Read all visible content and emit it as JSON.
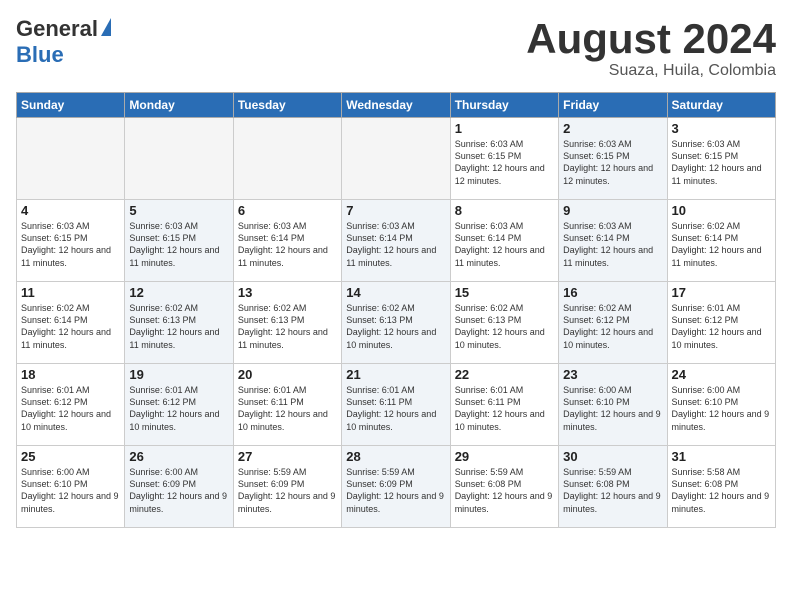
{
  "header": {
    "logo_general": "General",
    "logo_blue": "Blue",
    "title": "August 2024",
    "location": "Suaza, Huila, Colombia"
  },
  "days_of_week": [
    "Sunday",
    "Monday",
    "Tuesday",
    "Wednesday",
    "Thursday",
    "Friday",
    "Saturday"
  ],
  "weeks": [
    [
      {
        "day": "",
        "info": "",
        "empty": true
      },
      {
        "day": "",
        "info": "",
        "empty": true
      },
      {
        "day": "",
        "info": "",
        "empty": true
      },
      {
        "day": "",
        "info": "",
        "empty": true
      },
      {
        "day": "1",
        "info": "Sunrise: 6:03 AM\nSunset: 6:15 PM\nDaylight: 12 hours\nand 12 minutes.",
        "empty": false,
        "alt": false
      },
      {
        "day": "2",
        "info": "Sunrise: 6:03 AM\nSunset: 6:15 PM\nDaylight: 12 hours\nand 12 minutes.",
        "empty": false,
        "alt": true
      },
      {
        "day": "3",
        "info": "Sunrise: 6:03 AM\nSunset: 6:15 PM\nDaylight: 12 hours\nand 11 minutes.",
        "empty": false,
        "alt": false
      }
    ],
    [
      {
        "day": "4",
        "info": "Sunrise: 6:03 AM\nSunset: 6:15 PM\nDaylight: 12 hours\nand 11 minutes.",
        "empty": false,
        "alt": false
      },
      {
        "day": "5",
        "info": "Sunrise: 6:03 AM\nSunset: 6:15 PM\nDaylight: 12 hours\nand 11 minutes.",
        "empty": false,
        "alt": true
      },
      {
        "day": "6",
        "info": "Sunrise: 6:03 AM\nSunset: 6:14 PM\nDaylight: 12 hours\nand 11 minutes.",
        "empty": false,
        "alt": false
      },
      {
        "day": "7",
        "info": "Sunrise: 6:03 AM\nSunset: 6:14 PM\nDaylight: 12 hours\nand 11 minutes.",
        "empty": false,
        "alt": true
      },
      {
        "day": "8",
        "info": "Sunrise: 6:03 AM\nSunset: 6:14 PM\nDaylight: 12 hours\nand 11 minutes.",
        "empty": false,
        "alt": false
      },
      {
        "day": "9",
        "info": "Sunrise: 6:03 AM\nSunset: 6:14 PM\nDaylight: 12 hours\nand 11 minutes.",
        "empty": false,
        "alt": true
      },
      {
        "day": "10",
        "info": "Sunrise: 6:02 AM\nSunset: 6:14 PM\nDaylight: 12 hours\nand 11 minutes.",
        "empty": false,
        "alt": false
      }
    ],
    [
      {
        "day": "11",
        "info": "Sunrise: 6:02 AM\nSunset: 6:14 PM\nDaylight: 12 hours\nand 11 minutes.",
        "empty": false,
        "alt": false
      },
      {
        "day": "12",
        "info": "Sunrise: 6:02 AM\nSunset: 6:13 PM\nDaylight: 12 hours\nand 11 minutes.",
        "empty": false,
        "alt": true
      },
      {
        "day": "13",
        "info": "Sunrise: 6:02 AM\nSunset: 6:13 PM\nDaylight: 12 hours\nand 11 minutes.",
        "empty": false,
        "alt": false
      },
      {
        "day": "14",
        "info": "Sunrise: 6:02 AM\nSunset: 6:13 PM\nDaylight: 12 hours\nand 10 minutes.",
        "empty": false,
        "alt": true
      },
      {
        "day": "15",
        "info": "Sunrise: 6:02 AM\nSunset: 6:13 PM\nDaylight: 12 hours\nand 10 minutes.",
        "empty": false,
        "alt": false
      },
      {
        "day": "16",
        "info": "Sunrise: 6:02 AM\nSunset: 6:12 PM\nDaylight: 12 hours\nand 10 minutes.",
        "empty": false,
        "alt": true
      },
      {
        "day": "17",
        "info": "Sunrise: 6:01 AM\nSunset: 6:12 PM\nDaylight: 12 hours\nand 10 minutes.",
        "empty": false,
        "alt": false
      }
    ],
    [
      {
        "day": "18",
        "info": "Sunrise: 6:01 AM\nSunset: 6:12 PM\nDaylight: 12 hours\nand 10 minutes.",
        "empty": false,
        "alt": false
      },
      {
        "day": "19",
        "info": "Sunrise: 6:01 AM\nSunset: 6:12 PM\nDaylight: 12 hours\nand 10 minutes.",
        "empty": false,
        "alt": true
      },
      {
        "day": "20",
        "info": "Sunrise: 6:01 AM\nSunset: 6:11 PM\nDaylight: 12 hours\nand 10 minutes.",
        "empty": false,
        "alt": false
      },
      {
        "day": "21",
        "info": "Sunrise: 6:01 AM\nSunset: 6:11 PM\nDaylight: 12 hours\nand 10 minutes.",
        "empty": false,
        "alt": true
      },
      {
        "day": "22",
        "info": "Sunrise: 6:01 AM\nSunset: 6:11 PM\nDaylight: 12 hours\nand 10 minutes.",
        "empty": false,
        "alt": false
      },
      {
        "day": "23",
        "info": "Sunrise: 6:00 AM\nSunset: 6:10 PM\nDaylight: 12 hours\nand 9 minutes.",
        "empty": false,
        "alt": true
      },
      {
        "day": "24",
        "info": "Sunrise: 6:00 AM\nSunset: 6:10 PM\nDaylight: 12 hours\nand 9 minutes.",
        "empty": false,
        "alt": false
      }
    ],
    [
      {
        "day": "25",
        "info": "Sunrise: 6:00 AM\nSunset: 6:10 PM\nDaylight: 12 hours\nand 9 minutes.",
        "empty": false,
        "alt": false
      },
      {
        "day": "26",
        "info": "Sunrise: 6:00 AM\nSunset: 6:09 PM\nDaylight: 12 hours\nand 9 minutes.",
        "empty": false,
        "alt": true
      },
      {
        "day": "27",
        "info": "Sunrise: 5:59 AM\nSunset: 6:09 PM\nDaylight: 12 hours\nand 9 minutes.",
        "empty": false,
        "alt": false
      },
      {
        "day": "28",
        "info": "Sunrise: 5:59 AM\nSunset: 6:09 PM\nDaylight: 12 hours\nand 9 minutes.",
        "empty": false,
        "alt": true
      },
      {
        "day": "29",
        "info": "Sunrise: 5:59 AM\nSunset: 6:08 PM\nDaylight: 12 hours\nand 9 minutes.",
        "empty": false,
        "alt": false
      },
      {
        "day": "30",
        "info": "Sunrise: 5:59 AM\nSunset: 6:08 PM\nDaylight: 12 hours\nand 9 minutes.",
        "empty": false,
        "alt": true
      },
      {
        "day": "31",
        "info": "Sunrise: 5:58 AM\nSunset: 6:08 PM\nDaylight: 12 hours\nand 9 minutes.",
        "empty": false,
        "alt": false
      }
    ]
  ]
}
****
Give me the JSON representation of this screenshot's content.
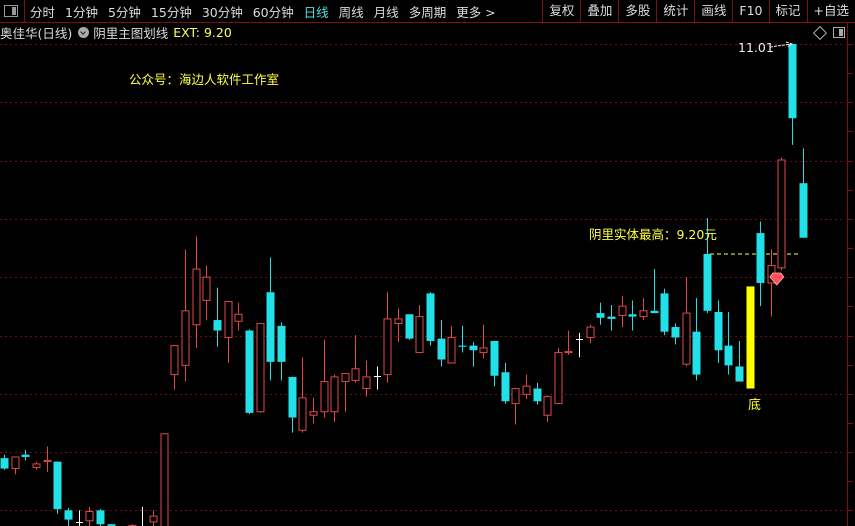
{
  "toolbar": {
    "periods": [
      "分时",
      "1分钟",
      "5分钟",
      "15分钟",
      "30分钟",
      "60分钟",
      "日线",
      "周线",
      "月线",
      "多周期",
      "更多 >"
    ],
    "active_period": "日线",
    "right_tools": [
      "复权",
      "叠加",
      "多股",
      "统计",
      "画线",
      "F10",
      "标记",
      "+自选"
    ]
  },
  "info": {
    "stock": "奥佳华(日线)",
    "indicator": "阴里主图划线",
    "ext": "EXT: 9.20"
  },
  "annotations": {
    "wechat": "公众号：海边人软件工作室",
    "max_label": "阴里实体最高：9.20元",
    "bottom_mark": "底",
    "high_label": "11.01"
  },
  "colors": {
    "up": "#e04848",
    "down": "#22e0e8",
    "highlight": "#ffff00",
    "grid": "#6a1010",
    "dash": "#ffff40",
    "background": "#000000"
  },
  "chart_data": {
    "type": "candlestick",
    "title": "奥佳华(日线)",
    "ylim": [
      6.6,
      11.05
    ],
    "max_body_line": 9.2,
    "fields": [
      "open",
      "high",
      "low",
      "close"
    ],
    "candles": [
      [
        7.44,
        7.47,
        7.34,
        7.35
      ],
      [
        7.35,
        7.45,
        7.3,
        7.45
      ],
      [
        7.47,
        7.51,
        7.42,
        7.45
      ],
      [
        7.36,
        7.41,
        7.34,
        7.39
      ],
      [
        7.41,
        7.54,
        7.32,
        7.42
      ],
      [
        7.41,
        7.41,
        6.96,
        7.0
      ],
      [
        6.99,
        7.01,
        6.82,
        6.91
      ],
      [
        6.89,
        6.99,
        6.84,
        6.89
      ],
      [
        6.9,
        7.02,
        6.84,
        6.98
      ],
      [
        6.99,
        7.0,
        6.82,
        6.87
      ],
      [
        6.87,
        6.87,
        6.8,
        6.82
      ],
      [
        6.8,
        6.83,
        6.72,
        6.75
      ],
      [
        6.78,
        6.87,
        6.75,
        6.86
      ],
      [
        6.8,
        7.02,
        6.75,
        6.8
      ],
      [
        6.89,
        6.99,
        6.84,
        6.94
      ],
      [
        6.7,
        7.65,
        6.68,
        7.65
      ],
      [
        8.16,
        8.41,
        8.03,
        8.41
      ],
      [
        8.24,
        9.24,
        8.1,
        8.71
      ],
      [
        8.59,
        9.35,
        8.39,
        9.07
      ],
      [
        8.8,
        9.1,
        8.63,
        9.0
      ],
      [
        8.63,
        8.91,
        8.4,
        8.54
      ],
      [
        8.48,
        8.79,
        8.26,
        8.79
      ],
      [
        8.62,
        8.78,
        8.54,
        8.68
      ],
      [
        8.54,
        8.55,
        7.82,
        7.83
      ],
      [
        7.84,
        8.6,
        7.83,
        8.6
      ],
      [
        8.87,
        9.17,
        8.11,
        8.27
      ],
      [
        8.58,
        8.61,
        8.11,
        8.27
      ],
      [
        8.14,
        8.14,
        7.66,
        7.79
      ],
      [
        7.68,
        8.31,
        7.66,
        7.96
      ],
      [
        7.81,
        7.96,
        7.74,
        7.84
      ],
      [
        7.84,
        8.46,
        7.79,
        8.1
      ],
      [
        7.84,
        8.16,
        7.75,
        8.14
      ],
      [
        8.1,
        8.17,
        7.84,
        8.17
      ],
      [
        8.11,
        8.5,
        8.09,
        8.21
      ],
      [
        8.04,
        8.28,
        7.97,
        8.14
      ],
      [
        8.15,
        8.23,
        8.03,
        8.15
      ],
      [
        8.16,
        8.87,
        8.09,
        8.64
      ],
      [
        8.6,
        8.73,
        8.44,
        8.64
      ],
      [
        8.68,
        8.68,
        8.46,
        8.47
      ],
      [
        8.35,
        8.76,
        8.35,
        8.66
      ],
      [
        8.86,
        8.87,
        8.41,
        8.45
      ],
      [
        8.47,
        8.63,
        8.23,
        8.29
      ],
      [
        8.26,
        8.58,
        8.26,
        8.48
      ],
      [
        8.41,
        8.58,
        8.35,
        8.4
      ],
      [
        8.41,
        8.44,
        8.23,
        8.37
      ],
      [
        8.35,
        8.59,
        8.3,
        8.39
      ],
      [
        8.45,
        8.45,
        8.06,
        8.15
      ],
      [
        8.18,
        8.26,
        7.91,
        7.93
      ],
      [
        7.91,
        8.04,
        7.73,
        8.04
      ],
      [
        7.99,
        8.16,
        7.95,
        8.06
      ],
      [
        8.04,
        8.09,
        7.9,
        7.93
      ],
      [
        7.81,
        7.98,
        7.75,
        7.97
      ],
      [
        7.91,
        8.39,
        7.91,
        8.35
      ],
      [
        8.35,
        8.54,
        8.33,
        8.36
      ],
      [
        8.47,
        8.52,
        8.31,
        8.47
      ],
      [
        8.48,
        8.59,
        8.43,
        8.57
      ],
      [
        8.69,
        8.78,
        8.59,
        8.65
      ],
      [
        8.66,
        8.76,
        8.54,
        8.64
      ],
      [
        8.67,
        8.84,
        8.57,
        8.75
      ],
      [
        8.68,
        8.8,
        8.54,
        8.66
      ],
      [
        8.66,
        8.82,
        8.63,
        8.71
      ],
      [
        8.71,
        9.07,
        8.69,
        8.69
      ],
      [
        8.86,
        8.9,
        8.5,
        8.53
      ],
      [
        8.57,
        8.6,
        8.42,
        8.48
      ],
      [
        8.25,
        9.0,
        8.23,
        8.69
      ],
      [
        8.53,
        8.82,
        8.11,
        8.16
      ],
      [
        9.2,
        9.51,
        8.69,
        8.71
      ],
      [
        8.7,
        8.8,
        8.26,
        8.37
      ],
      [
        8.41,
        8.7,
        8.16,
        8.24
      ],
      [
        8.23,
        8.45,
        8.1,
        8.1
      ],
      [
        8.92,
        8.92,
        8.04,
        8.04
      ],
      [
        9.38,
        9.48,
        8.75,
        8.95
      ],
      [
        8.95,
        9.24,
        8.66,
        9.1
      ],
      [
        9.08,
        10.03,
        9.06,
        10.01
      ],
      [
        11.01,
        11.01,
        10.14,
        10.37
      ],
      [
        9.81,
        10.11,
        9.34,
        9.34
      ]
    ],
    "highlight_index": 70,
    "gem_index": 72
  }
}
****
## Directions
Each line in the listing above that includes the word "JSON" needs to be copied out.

## Solution to this exercise
Read all visible content and emit it as JSON.
Give me the JSON representation of this screenshot's content.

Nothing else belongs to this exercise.